----- The records -----
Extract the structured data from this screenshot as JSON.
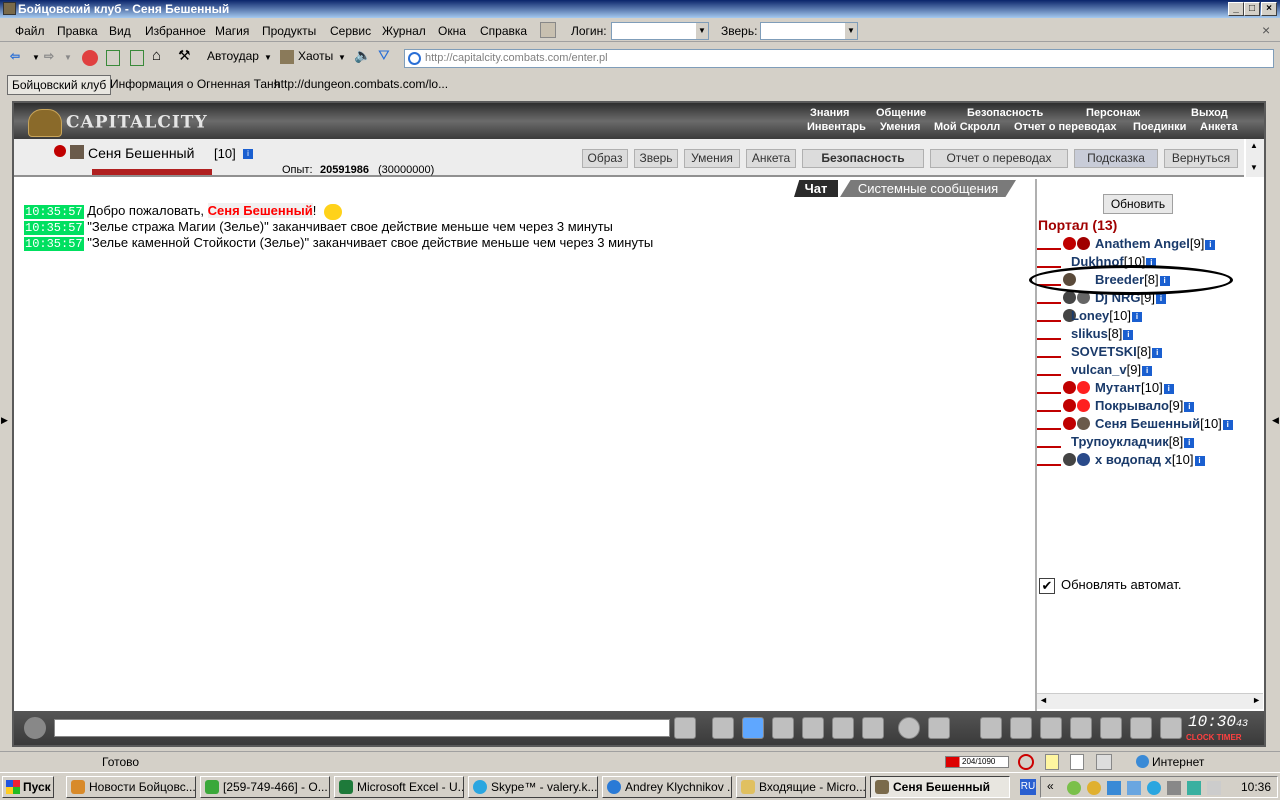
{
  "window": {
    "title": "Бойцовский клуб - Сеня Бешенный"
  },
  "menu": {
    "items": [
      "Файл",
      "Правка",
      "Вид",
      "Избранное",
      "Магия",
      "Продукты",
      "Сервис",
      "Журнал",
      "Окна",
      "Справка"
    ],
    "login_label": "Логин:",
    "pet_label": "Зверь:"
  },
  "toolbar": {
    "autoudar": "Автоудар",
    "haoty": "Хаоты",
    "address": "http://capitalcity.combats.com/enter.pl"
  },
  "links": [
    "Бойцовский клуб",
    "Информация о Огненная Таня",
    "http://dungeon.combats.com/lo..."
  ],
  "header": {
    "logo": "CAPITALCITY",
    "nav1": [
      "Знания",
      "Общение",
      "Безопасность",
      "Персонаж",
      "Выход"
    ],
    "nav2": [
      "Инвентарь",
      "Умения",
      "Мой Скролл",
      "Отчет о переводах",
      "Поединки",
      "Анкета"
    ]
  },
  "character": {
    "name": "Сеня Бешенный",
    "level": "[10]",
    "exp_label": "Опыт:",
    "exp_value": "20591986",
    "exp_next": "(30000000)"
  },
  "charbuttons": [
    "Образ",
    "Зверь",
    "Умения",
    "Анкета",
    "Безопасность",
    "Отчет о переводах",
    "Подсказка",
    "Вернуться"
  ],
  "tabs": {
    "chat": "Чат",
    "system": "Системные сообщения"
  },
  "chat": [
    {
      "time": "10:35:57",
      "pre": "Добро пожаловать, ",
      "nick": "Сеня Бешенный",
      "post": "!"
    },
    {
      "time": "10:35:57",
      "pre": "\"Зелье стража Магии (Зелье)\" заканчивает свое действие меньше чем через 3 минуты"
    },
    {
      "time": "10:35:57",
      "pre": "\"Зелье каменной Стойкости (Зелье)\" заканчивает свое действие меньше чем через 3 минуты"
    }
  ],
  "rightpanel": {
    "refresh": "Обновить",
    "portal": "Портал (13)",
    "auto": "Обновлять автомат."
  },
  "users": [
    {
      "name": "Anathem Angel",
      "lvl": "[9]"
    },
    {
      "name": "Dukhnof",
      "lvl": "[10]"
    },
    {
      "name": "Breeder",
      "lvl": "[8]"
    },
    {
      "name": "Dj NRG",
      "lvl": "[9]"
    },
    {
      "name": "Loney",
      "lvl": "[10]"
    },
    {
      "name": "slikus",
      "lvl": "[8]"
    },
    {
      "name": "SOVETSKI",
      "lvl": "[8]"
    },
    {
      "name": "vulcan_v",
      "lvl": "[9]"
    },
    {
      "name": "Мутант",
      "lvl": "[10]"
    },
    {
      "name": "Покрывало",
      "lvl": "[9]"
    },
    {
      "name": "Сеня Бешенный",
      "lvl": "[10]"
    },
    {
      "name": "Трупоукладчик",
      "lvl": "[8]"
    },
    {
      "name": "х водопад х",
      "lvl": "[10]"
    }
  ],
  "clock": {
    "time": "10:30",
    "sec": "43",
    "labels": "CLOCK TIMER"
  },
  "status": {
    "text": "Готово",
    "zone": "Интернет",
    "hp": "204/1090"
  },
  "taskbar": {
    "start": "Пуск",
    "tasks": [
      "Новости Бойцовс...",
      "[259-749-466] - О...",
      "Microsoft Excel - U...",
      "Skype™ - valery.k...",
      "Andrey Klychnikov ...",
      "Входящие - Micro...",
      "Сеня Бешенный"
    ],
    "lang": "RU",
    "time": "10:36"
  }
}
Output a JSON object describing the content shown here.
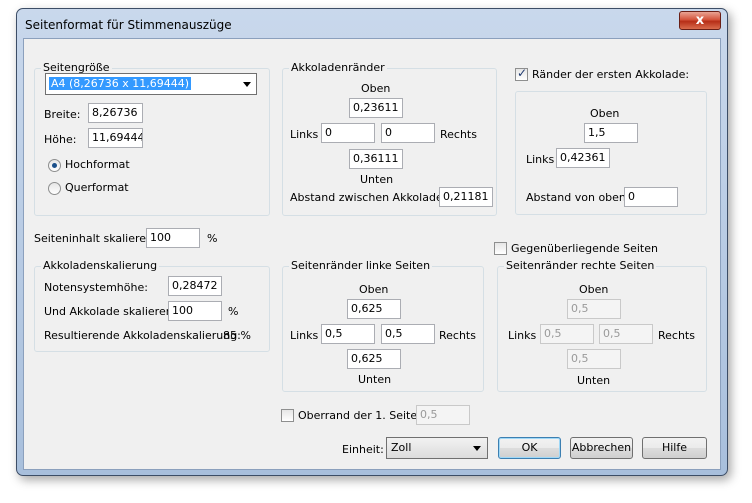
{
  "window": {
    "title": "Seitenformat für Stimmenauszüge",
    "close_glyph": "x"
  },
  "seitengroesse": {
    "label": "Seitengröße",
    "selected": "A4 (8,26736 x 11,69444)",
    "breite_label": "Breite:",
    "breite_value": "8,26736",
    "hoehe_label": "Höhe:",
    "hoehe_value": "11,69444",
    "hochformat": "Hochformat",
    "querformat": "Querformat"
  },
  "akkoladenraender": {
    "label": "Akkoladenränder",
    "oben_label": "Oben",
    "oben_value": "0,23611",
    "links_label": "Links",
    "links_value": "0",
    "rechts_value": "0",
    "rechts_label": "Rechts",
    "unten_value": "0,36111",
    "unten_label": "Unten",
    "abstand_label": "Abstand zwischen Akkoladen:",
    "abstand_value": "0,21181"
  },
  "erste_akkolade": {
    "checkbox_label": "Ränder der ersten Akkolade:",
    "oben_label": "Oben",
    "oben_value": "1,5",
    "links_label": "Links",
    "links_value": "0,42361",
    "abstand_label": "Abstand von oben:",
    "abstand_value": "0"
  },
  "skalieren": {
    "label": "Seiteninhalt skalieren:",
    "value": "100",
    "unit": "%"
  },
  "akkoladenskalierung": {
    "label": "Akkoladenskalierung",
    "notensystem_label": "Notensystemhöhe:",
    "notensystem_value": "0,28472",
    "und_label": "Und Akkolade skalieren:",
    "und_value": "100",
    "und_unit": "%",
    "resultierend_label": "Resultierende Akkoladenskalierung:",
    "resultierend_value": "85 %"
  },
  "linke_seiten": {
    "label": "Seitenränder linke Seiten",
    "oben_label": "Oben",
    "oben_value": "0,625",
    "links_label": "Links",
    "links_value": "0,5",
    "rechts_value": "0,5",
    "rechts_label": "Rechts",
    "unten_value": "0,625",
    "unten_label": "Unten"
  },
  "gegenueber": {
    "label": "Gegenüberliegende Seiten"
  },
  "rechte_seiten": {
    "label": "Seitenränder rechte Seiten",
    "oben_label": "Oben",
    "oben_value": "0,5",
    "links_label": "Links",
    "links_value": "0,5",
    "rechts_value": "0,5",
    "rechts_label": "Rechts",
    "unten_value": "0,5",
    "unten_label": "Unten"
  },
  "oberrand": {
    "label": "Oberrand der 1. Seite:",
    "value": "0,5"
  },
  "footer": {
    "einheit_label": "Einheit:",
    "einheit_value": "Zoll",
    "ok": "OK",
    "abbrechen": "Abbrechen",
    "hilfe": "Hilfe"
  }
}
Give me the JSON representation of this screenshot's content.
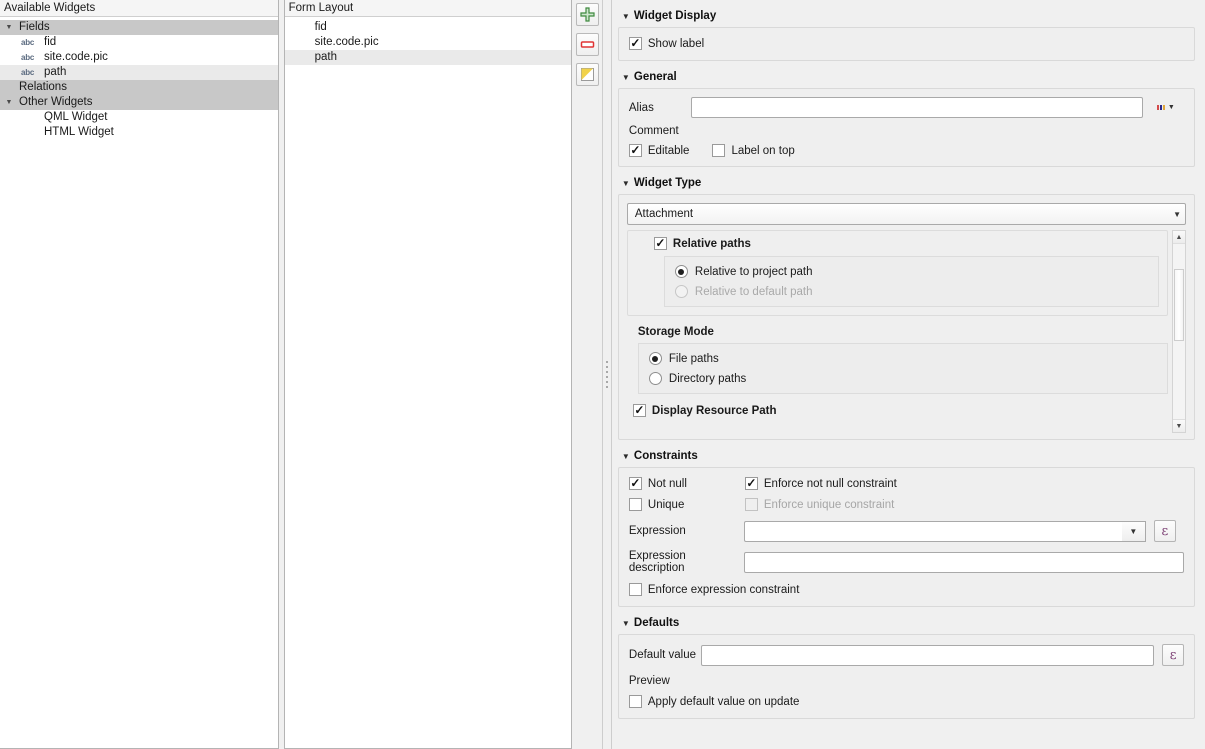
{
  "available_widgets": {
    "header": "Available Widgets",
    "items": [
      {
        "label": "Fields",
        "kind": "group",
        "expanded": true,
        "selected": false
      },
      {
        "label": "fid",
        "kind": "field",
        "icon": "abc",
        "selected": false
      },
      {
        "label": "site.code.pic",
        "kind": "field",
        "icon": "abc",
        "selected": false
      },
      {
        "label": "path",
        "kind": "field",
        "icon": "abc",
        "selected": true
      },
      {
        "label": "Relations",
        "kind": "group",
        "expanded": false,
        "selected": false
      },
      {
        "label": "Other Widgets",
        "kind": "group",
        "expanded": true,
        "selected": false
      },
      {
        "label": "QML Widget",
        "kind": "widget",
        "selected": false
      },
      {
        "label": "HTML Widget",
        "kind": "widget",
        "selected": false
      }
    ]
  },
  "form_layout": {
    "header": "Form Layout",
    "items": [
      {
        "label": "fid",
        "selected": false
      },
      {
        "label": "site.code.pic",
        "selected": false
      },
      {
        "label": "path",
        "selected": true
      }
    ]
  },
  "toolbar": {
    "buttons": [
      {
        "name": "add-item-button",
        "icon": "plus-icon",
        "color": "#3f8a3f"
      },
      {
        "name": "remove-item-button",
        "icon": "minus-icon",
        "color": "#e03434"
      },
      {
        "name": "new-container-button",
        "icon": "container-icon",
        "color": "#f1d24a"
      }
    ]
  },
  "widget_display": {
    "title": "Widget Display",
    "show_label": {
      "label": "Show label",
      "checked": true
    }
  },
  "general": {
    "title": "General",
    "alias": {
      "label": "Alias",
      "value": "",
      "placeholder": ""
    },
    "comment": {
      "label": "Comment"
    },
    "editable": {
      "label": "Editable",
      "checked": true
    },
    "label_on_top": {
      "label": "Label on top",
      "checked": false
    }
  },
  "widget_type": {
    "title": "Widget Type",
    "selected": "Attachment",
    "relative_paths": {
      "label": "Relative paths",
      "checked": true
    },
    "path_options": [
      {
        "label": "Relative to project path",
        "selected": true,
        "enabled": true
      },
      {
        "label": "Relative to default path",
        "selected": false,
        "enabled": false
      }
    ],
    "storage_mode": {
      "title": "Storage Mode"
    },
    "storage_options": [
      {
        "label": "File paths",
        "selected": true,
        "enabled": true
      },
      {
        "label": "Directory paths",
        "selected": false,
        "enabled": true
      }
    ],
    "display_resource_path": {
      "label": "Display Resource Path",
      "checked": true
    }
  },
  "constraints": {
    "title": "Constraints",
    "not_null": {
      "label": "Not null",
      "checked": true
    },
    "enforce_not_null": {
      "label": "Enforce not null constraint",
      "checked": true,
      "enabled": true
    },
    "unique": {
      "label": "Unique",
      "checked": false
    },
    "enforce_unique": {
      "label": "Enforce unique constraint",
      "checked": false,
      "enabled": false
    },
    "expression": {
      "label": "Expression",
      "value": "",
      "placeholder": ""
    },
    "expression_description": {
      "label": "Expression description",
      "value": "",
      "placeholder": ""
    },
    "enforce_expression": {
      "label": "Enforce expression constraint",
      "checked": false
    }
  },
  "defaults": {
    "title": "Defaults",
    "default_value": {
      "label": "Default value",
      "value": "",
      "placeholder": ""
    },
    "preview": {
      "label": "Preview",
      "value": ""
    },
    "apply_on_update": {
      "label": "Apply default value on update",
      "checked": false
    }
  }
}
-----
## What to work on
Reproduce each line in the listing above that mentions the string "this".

## Reply to the exercise
Extract the structured data from this screenshot as JSON.
Give me the JSON representation of this screenshot's content.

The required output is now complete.